Provided records
----------------

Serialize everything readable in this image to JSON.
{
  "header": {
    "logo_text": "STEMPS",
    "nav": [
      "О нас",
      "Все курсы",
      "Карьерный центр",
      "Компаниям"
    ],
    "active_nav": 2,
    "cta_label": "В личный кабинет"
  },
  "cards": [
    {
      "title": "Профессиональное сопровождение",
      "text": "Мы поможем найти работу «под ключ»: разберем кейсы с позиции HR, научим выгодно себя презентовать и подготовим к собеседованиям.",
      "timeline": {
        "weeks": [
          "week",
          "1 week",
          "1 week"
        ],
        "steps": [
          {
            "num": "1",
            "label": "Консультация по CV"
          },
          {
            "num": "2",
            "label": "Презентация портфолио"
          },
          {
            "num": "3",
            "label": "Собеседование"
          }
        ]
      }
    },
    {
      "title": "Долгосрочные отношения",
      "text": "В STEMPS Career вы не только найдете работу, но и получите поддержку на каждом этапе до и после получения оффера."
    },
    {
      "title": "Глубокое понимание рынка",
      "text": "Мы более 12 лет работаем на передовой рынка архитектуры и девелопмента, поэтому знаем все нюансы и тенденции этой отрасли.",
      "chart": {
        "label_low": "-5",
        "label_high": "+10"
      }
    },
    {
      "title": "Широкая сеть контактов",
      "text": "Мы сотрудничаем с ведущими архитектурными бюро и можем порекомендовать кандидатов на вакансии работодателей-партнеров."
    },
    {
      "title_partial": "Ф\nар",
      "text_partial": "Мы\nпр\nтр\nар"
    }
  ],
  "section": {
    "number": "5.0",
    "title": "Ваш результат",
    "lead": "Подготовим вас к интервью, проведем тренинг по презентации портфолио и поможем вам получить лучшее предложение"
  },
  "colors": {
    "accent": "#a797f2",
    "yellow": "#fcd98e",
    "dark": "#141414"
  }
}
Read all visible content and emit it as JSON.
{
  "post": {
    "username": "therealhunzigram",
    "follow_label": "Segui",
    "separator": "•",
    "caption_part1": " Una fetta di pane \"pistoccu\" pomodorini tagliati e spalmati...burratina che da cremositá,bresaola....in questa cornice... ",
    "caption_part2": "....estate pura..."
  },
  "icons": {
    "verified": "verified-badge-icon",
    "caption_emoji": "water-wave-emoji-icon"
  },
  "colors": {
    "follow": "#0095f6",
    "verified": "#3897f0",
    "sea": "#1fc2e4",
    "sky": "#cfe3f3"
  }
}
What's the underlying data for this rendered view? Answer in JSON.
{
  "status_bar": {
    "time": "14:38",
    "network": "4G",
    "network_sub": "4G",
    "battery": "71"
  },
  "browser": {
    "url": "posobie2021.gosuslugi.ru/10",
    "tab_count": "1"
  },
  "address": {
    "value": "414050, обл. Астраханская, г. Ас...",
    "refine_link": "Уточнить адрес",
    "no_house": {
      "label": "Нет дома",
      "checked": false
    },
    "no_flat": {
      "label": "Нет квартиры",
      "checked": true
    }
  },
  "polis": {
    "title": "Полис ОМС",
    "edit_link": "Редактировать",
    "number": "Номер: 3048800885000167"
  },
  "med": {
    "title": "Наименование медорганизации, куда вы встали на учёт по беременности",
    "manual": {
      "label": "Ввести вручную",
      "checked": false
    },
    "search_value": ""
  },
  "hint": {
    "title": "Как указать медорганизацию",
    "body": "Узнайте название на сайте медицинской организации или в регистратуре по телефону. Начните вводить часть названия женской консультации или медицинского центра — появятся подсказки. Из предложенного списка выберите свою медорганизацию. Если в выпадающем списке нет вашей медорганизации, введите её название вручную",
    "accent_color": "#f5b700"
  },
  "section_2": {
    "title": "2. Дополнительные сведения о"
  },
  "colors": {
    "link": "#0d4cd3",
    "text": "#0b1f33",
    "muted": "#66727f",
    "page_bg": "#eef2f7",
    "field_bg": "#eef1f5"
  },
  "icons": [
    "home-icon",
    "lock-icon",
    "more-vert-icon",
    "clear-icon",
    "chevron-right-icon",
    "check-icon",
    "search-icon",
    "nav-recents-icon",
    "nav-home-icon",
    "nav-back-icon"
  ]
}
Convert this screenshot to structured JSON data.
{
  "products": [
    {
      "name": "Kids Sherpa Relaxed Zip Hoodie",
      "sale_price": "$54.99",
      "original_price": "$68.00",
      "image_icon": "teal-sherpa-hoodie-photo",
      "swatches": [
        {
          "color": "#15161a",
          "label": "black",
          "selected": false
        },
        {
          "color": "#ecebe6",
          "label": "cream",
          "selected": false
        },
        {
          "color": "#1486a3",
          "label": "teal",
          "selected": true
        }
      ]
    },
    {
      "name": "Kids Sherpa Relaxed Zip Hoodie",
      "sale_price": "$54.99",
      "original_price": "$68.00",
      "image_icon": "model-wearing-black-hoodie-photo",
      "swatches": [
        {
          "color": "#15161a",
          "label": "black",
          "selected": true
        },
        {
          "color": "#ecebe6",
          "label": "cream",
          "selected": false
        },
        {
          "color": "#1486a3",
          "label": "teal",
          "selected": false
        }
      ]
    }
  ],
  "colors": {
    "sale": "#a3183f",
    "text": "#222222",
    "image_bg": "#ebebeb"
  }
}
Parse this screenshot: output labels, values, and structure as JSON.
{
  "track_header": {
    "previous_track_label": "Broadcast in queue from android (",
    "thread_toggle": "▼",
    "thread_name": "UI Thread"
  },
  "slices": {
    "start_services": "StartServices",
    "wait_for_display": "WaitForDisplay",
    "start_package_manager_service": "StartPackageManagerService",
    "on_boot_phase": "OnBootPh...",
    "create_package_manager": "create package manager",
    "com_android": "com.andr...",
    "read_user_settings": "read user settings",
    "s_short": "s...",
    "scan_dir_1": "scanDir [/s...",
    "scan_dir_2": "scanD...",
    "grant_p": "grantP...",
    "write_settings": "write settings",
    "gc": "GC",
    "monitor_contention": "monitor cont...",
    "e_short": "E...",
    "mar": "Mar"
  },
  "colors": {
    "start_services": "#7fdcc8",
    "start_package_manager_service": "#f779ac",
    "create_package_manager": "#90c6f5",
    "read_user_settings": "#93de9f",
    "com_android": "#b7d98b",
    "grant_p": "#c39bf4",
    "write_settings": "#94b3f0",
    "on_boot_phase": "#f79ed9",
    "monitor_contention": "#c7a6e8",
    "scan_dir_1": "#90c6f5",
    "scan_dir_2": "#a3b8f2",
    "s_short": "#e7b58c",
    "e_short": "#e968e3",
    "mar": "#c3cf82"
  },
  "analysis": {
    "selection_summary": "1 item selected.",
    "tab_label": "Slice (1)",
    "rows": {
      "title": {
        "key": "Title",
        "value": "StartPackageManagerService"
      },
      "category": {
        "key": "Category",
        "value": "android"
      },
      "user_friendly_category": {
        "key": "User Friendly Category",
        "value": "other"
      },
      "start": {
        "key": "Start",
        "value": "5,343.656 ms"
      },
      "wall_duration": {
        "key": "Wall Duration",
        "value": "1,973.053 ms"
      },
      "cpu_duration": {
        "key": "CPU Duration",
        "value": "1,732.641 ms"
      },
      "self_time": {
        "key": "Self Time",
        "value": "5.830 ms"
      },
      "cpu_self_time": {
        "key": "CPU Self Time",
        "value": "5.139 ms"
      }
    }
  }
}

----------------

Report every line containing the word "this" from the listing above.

Serialize everything readable in this image to JSON.
What's the underlying data for this rendered view? Answer in JSON.
Convert this screenshot to structured JSON data.
Parse this screenshot: output labels, values, and structure as JSON.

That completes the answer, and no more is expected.